To add insult to injury, numerous studies have found that many of our fruits, vegetables and grains are lower in vitamin C today than they were decades ago. Poor soil management and the use of pesticides are largely to blame for these declines. It is also worth noting that some food storage, food preservation and cooking methods can lower the levels of vitamin C in some foods. Storing green beans at 4°C for 7 days after harvesting results in a 77% loss in vitamin C. Storing spinach at room temperature resulted in a 100% loss of vitamin C after just 4 days. After 6 months of storage, frozen green peas lost 66% of their vitamin C. There are clearly many factors that contribute to suboptimal dietary vitamin C intake.
Different Forms of Vitamin C
There are many different forms of vitamin C; there are mineral ascorbates, where minerals are chemically bound to vitamin C, like calcium ascorbate; fat-soluble forms of vitamin C, like ascorbyl palmitate; and the tried and true straight ascorbic acid.

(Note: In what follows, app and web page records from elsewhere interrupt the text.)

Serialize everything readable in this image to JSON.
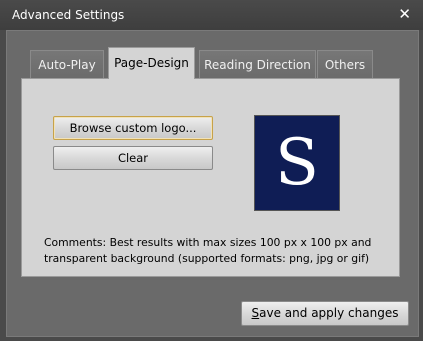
{
  "window": {
    "title": "Advanced Settings",
    "close_glyph": "✕"
  },
  "tabs": [
    {
      "label": "Auto-Play",
      "active": false
    },
    {
      "label": "Page-Design",
      "active": true
    },
    {
      "label": "Reading Direction",
      "active": false
    },
    {
      "label": "Others",
      "active": false
    }
  ],
  "page_design": {
    "browse_label": "Browse custom logo...",
    "clear_label": "Clear",
    "logo_letter": "S",
    "comments": "Comments: Best results with max sizes 100 px x 100 px and transparent background (supported formats: png, jpg or gif)"
  },
  "footer": {
    "save_first": "S",
    "save_rest": "ave and apply changes"
  },
  "colors": {
    "window_bg": "#4a4a4a",
    "client_bg": "#6a6a6a",
    "panel_bg": "#d4d4d4",
    "logo_bg": "#0f1d55",
    "focus_border": "#c7a24a"
  }
}
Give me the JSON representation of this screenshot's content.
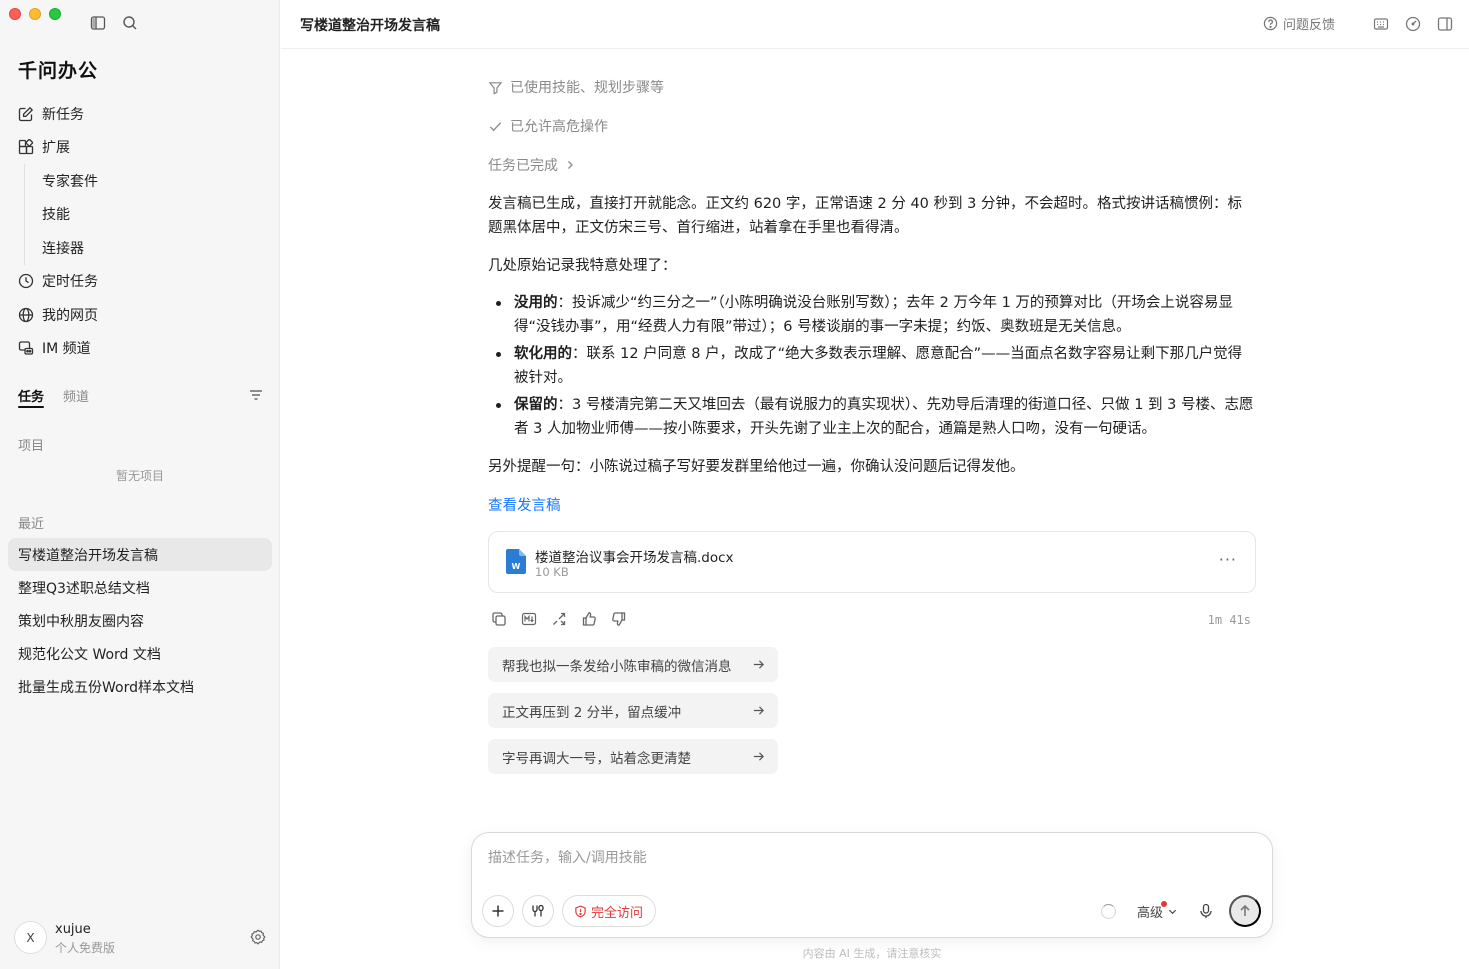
{
  "app": {
    "brand": "千问办公"
  },
  "sidebar": {
    "nav": [
      {
        "label": "新任务",
        "icon": "edit-icon"
      },
      {
        "label": "扩展",
        "icon": "extensions-icon"
      }
    ],
    "sub_nav": [
      {
        "label": "专家套件"
      },
      {
        "label": "技能"
      },
      {
        "label": "连接器"
      }
    ],
    "nav_after": [
      {
        "label": "定时任务",
        "icon": "clock-icon"
      },
      {
        "label": "我的网页",
        "icon": "globe-icon"
      },
      {
        "label": "IM 频道",
        "icon": "im-channel-icon"
      }
    ],
    "tabs": [
      {
        "label": "任务",
        "active": true
      },
      {
        "label": "频道",
        "active": false
      }
    ],
    "projects": {
      "label": "项目",
      "empty": "暂无项目"
    },
    "recent": {
      "label": "最近",
      "items": [
        {
          "label": "写楼道整治开场发言稿",
          "active": true
        },
        {
          "label": "整理Q3述职总结文档"
        },
        {
          "label": "策划中秋朋友圈内容"
        },
        {
          "label": "规范化公文 Word 文档"
        },
        {
          "label": "批量生成五份Word样本文档"
        }
      ]
    },
    "user": {
      "avatar": "X",
      "name": "xujue",
      "plan": "个人免费版"
    }
  },
  "header": {
    "title": "写楼道整治开场发言稿",
    "feedback": "问题反馈"
  },
  "conversation": {
    "status": {
      "skills": "已使用技能、规划步骤等",
      "allowed": "已允许高危操作",
      "done": "任务已完成"
    },
    "paragraph1": "发言稿已生成，直接打开就能念。正文约 620 字，正常语速 2 分 40 秒到 3 分钟，不会超时。格式按讲话稿惯例：标题黑体居中，正文仿宋三号、首行缩进，站着拿在手里也看得清。",
    "paragraph2": "几处原始记录我特意处理了：",
    "bullets": [
      {
        "head": "没用的",
        "text": "：投诉减少“约三分之一”（小陈明确说没台账别写数）；去年 2 万今年 1 万的预算对比（开场会上说容易显得“没钱办事”，用“经费人力有限”带过）；6 号楼谈崩的事一字未提；约饭、奥数班是无关信息。"
      },
      {
        "head": "软化用的",
        "text": "：联系 12 户同意 8 户，改成了“绝大多数表示理解、愿意配合”——当面点名数字容易让剩下那几户觉得被针对。"
      },
      {
        "head": "保留的",
        "text": "：3 号楼清完第二天又堆回去（最有说服力的真实现状）、先劝导后清理的街道口径、只做 1 到 3 号楼、志愿者 3 人加物业师傅——按小陈要求，开头先谢了业主上次的配合，通篇是熟人口吻，没有一句硬话。"
      }
    ],
    "paragraph3": "另外提醒一句：小陈说过稿子写好要发群里给他过一遍，你确认没问题后记得发他。",
    "link": "查看发言稿",
    "file": {
      "name": "楼道整治议事会开场发言稿.docx",
      "size": "10 KB",
      "more": "···",
      "type_letter": "W"
    },
    "elapsed": "1m 41s",
    "suggestions": [
      "帮我也拟一条发给小陈审稿的微信消息",
      "正文再压到 2 分半，留点缓冲",
      "字号再调大一号，站着念更清楚"
    ]
  },
  "composer": {
    "placeholder": "描述任务，输入/调用技能",
    "access": "完全访问",
    "mode": "高级",
    "disclaimer": "内容由 AI 生成，请注意核实"
  },
  "colors": {
    "accent": "#1677ff",
    "danger": "#e03a3a",
    "word_blue": "#2b7cd3"
  }
}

There is little scientific evidence that one form is better than the next. The overwhelming majority of research has focused on good old ascorbic acid. Vitamin C is available in a capsule, tablet and even liquid. There is some debate as to the stability of the liquid form. A powdered form offers some unique advantages, especially when it is unflavoured and unsweetened. You can control the dosing, it dissolves immediately, there are no excipients that are commonly found in some tablets and capsules (fillers, binders, flow agents, preservatives, colors, flavors, and sweeteners), and lastly, powders are by far the most cost-effective.
Recipe 1 - Immunity Gummies – Kid’s (and parents) will love this!
- 2 cups of juice (your choice of apple, grape, or combine the two)
- 5 tablespoons (75 grams) of unflavored gelatin powder
- ½ teaspoon (2200 mg) of Immuno-C Vitamin C Crystals
- Mix the gelatin and juice in a saucepan and whisk together
- Heat mixture over low heat until gelatin is completely dissolved
- Remove from heat and whisk in vitamin C
- Pour into a small glass dish or for an added bit of fun that kids will love, use silicone moulds that have fun shapes
- (hearts, stars, animals).
- Refrigerate for 3 to 4 hours or until firm.
- Cut the gelatin into 10 equal size squares (approximately 220 mg of vitamin C per square)
Recipe 2 - Immune Boosted Smoothie
- 1 cup of apple, grape or your favourite unsweetened juice (preferably organic)
- 1/8 teaspoon (550 mg) of Immuno-C Vitamin C Crystals
- Mix together
- Serve on ice and enjoy!